If you want to get the real road trip experience then Pismo Beach is a must. With plenty of restaurants, ATV rentals, wine tasting, fishing, surfing, skydiving, bowling and mineral springs all waiting for you, it’s a great contrast to the sophistication of Santa Barbara.
The most beautiful stretch of the highway is also the most challenging. With views like these, it’s hard to keep your eyes on the road (which we thoroughly recommend as there’s a significant drop if you don’t). There are plenty of spots to stop along the way such as Ragged Point, Point Sur State Historic Park, McWay Falls and Pfeiffer Beach.
If you have the time, I’d really recommend taking a few days to relax and enjoy this route, but even if you don’t, the drive itself is beautiful. At one point we found ourselves actually driving through, and then on top of the clouds. It was bizarrely beautiful and one of the most amazing views I’ve ever seen.
Monterey is well known for its Monterey Bay Aquarium, the Point Lobos State Natural Reserve and the Old Fisherman’s Wharf. But while the town itself isn’t overly exciting, it provides a great pit stop for exploring the scenic ‘17 Mile Drive’ that offers you the opportunity to go whale watching, sailing, kayaking, golfing, and just have a leisurely mooch around cutesie seaside villages, shops and cafes.
About an hour and a half drive away from San Francisco lies the slice of Americana that is Santa Cruz. The old-school 60s vibe is especially strong along the Santa Cruz Boardwalk, with plenty of vintage goodies to be found and a charming/tacky feel that is an essential part of any great American road trip. The Wharf is a great place to start for restaurants and shops and if you have the time you can go on a whale watching boat or fishing expedition.

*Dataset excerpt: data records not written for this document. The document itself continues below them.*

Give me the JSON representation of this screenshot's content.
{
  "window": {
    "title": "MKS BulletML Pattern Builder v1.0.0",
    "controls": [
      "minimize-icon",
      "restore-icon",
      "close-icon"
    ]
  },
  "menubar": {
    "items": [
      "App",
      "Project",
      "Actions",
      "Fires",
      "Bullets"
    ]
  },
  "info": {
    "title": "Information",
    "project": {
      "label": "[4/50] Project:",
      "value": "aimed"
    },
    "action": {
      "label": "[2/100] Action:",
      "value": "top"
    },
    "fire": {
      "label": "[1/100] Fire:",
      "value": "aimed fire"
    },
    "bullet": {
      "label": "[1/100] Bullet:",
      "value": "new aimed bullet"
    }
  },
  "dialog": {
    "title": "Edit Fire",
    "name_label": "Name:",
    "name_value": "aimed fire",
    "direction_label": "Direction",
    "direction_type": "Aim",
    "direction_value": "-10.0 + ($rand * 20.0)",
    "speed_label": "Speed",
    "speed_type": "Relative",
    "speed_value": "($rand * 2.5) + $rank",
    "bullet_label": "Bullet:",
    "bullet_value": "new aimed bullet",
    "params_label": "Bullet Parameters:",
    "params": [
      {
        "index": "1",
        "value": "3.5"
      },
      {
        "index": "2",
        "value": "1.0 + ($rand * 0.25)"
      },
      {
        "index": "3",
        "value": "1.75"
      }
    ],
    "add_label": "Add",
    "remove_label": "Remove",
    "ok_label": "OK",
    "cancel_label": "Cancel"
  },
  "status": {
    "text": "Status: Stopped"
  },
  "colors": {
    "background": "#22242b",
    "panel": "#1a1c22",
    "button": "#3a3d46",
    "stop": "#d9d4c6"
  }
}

So here we are, at last, the gay capital of America, and some say the world, San Francisco. Despite what I said earlier about not spending too much time in the big cities, San Francisco is one place where I’d break my own rules. The city is an eclectic mix of tourist sights and hipster spots, with a healthy sprinkling of gays throughout.
So if San Francisco is gay heaven, then the Castro is the gay … Vatican I guess? The centre of LGBT society and culture is here, and the beautiful California weather (mixed with some beautiful California men) make it the perfect place to start you gay excursions in the city. By day you could spend hours perusing antique shops and frequenting trendy cafés, and by night there are so many gay bars and gay clubs that you won’t know where to start. Badlands, 440 Castro and the coyly named Moby Dick are just a few places to whet your whistle and make the most of your English accent to score free drinks (however in my experience the Americans still prefer a Scottish or an Irish accent, so if you can fake either of those that could work out better for you).

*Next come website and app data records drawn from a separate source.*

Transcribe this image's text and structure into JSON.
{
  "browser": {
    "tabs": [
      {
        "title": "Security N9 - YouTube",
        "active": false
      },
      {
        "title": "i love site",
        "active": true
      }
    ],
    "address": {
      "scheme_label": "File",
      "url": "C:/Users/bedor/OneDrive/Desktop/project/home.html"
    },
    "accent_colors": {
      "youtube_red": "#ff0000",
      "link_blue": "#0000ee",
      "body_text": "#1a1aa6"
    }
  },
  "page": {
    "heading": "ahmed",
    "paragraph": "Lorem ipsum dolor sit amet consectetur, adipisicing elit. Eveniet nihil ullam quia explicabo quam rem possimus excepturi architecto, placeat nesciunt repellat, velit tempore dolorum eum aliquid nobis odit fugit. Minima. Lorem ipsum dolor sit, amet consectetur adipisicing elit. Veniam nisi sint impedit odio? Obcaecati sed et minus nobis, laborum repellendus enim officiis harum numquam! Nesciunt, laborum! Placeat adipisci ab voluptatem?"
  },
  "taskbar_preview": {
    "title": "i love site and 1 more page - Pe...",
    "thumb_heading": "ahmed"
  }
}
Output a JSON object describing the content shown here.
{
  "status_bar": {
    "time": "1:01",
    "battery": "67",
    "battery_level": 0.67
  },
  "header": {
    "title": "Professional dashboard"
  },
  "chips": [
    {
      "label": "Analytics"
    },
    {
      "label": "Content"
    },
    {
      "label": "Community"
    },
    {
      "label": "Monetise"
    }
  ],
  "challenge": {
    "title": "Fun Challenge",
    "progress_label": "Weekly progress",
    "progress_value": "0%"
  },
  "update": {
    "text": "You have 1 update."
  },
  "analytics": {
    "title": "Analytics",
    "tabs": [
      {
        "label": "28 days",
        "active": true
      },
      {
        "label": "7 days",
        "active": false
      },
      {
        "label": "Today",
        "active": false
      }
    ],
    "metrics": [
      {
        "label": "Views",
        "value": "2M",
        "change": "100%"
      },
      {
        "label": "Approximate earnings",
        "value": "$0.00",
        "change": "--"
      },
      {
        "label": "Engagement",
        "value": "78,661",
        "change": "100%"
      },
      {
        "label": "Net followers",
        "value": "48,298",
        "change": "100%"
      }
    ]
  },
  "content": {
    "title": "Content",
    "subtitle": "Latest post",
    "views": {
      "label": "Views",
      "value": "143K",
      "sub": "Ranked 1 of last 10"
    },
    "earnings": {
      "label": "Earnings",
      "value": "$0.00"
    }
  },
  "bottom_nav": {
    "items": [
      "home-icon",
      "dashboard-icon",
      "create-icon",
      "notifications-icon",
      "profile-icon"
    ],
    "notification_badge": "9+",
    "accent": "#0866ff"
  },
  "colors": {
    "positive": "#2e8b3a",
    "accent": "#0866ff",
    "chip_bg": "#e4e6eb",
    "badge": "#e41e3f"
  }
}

I won’t go into too much detail about the infamous city by the bay, as that would take up another 10 pages. The touristy spots could pretty much be seen in a day if you were really efficient and had an active Uber account, but like most cities, it’s far more enjoyable to take your time and really soak up the city. The Golden Gate bridge is a sight that you’ll need to see up close, mainly because most of it will be enshrouded in fog.
Fisherman’s Wharf is great for seafood and pointless touristy crap you might want to buy, and Alcatraz Island is an interesting day trip out if you’re wondering how prisoners were incarcerated between 1933 and 1963. Union Square is brilliant for people watching and Lombard street is essential for an “I’ve been to San Francisco” selfie.
There are loads of things to do in San Francisco, so just take your time, get lost and enjoy yourself after your long drive.